Tesla takes Bite out of Apple to Control Full Car Buying Experience

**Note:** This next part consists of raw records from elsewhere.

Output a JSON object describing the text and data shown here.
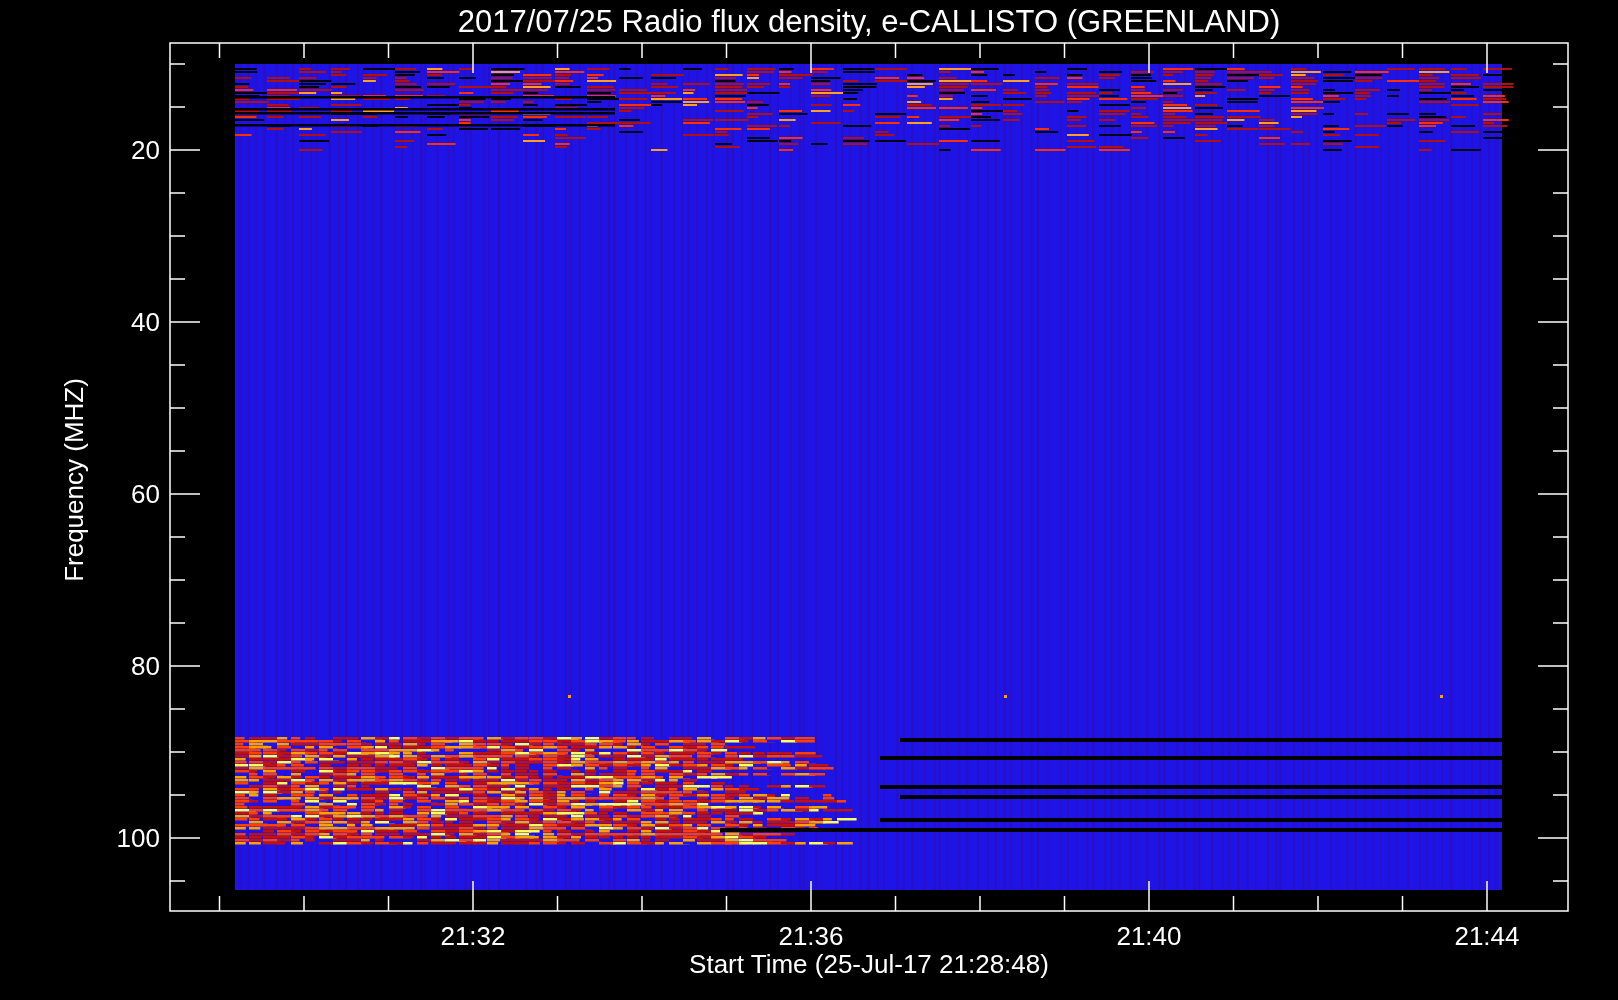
{
  "title": "2017/07/25  Radio flux density, e-CALLISTO (GREENLAND)",
  "y_axis": {
    "label": "Frequency (MHZ)",
    "ticks": [
      "20",
      "40",
      "60",
      "80",
      "100"
    ]
  },
  "x_axis": {
    "label": "Start Time (25-Jul-17 21:28:48)",
    "ticks": [
      "21:32",
      "21:36",
      "21:40",
      "21:44"
    ]
  }
}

Automakers such General Motors, Toyota, and BMW have a lot in common with software makers. They build their vehicles, then sell them to dealerships. Microsoft, in a similar vein, sells its Windows operating system to hardware makers like Dell, which uses the OS to run its PCs. Roll out Tesla. The electric car maker is eschewing the traditional automaker-dealership paradigm by directly selling to car buyers, a similar model used by Microsoft nemesis Apple Computers. Tesla does this—and avoids a lot of state laws—because it doesn't "stock" cars at its dealerships. Tesla's newest store, for example, is located between a shoe and clothing store with the nearest parking lot a block away. Says George Blankenship, Vice President of Design and Store Development for Tesla, “We are deliberately trying to engage with people when they are not thinking about buying a car. "That’s the best way to educate people about how electric cars work, how much they cost to operate and what Tesla has to offer when they eventually go car shopping." Incidentally, Blankenship previously worked at Apple and Gap as VP in retail sales. So what do passerbys encounter at a Tesla store? The vehicles present are for test drives, continues Blankenship. In fact, the Tesla Model S—the only vehicle currently for sale—is currently sold out. Potential customers can submit an order for one of the sporty EVs but would have to wait until next year to pick up their car. Note that service and maintenance of Tesla vehicles are handled by offsite service centers, another difference from traditional dealerships. Tesla store sales staff do not work on commission, either. “There are pros and cons to both approaches,” says IHS analyst Rebecca Lindland, in reference to Tesla's sales model. “You control the customer experience and the price and you don’t have to split your profits with another business. But you are spending important resources on retailing rather than on designing and manufacturing cars.” Automotive.com's takes: Dealerships are just to drive cars? No haggling, no hours wasted negotiating so-called "best price?" Where do we sign up! Source: The Republic
Car safety champion Volvo apparently wasn't protecting its own backside from the U.S.